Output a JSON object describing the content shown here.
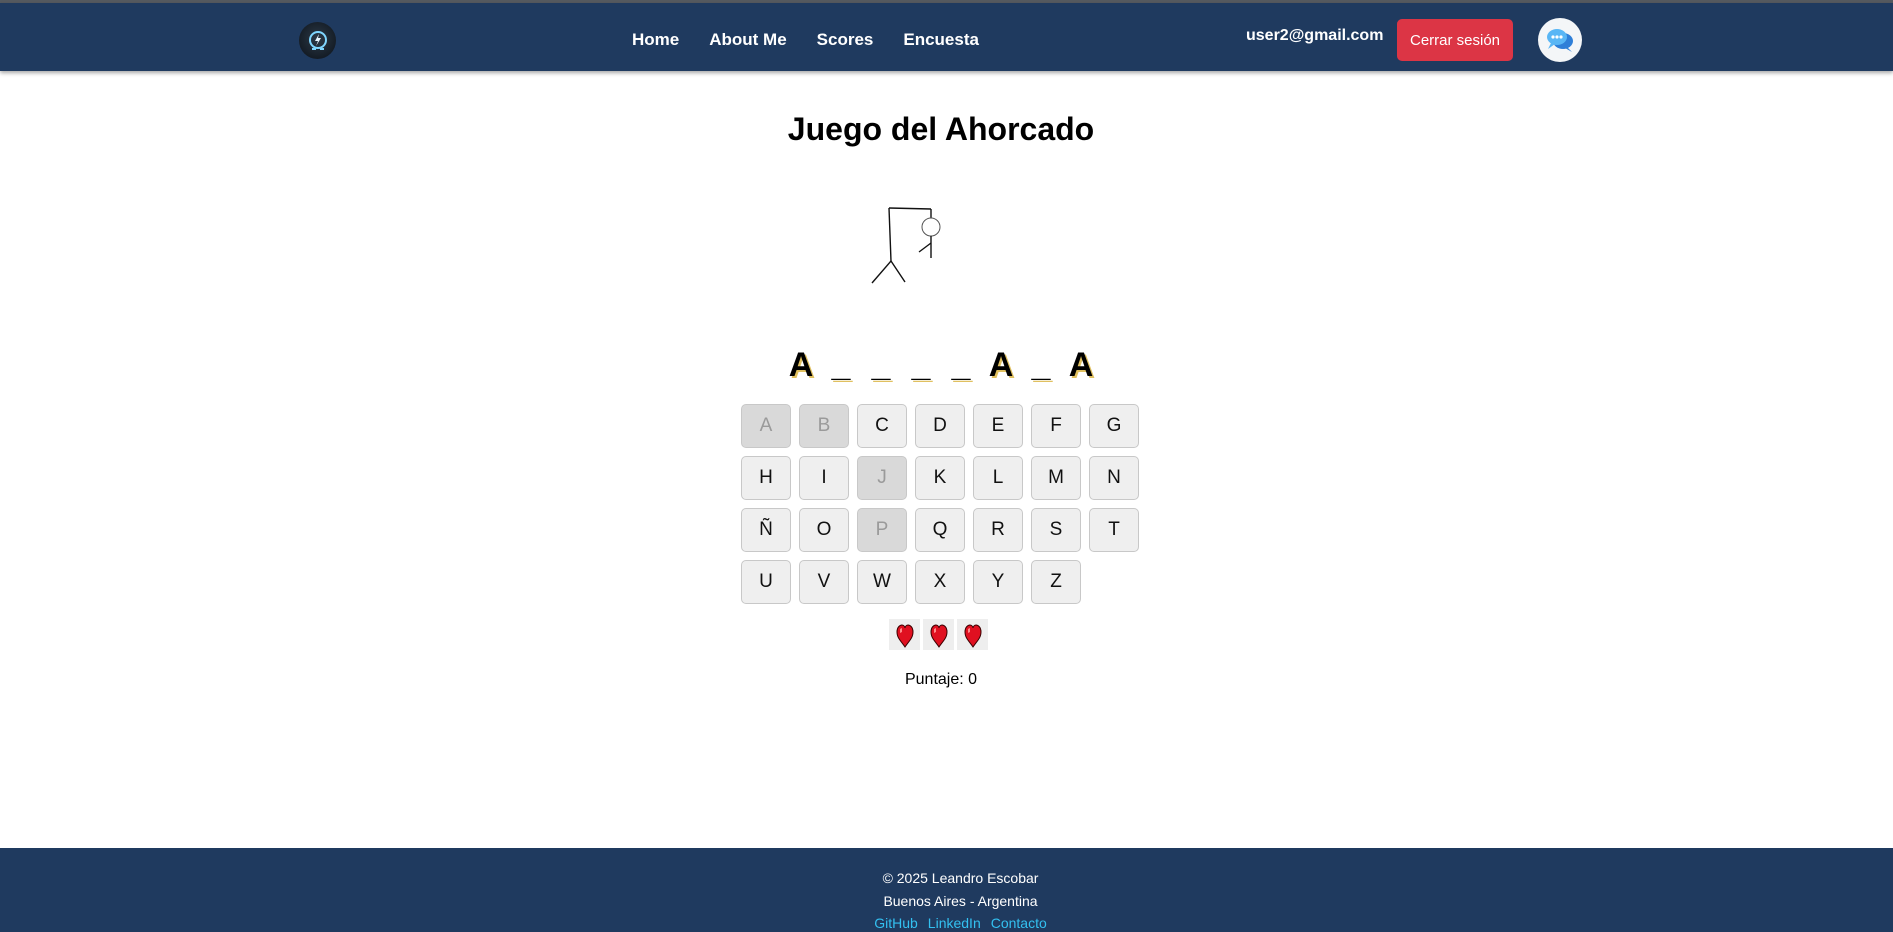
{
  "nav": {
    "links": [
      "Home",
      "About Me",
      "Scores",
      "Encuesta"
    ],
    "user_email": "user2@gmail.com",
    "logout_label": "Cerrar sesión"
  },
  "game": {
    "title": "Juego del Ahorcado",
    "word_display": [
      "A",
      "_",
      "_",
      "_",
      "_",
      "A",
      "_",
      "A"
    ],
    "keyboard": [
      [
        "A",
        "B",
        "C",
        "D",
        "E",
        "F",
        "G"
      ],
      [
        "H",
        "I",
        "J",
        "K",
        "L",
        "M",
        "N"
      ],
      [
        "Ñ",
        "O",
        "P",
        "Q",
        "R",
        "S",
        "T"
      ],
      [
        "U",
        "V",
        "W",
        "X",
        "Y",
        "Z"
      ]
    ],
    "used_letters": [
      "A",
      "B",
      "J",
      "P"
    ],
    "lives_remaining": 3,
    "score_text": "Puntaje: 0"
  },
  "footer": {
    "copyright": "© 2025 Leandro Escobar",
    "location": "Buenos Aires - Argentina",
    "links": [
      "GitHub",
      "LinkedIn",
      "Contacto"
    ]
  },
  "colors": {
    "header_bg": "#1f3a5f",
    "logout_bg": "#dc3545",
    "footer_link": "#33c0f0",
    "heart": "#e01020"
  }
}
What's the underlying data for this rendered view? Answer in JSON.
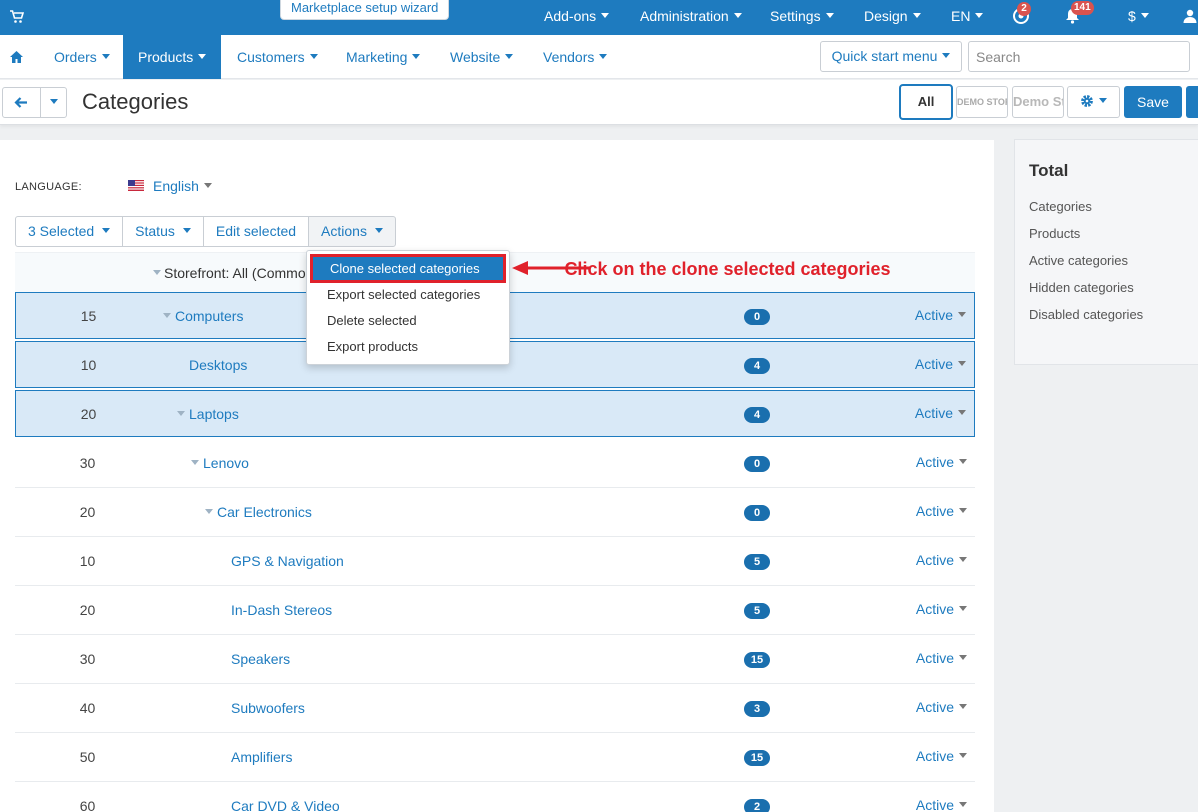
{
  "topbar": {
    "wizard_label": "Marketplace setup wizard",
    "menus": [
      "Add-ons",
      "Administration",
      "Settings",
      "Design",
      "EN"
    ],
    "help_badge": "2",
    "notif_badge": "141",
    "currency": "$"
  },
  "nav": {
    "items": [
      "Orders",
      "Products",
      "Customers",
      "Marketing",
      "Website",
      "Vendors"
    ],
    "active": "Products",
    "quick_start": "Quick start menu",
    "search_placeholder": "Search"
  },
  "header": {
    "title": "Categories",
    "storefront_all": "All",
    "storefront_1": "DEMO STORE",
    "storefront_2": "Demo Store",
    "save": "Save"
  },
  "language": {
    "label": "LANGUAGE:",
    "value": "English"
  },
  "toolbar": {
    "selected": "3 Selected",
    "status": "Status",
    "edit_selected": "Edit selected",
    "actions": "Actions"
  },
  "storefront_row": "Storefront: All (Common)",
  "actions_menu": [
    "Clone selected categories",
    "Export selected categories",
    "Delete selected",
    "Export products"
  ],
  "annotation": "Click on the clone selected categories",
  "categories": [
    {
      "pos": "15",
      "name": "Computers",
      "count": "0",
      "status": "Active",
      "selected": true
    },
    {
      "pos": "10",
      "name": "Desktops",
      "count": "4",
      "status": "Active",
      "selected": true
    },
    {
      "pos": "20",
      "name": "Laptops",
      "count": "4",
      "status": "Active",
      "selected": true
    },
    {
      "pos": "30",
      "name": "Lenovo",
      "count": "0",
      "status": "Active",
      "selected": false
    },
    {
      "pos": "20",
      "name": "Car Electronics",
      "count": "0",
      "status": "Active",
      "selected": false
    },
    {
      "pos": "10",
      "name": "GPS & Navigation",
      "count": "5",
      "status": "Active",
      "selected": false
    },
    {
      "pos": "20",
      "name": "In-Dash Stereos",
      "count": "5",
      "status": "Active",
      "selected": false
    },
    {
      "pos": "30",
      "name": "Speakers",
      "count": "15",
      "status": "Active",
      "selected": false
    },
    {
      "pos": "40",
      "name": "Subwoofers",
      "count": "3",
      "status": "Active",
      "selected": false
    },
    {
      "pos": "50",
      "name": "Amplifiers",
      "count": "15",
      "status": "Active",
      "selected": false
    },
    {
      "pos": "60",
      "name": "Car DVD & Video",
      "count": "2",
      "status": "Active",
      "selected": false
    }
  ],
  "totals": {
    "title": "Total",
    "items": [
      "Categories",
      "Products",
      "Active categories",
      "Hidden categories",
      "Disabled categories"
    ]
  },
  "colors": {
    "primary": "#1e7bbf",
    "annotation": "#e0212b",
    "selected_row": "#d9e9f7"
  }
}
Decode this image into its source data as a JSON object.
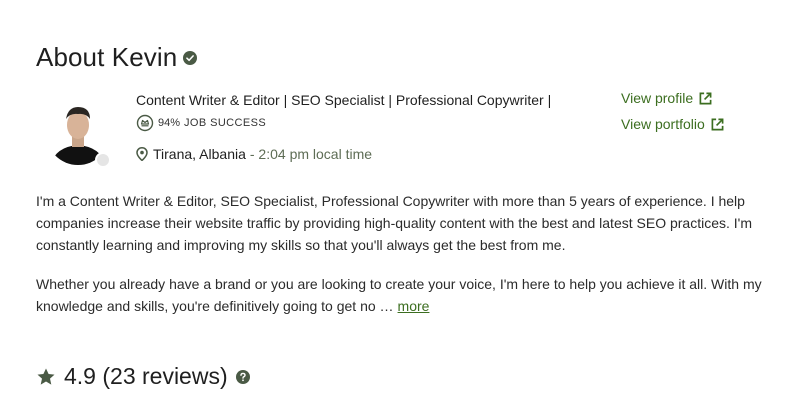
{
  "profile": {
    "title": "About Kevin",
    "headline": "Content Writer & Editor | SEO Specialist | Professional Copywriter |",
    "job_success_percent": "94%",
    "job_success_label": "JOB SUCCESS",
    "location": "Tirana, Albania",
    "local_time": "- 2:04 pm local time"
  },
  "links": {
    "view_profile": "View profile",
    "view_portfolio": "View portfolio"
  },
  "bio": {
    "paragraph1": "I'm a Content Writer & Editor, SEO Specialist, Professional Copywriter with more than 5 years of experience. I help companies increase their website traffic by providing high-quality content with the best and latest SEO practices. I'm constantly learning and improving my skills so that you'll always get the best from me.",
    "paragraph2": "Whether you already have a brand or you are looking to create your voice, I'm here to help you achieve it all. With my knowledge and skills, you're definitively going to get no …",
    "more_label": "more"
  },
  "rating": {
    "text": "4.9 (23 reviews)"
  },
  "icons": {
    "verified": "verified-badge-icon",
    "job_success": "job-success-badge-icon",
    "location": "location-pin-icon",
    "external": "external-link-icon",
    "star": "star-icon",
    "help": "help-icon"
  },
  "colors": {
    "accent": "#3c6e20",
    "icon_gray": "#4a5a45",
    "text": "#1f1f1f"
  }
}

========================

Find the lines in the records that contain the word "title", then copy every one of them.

> **Answer box**
    "title": "Juego del Ahorcado",
    "title": "Categories",
    "title": "Total",
    "title": "About Kevin",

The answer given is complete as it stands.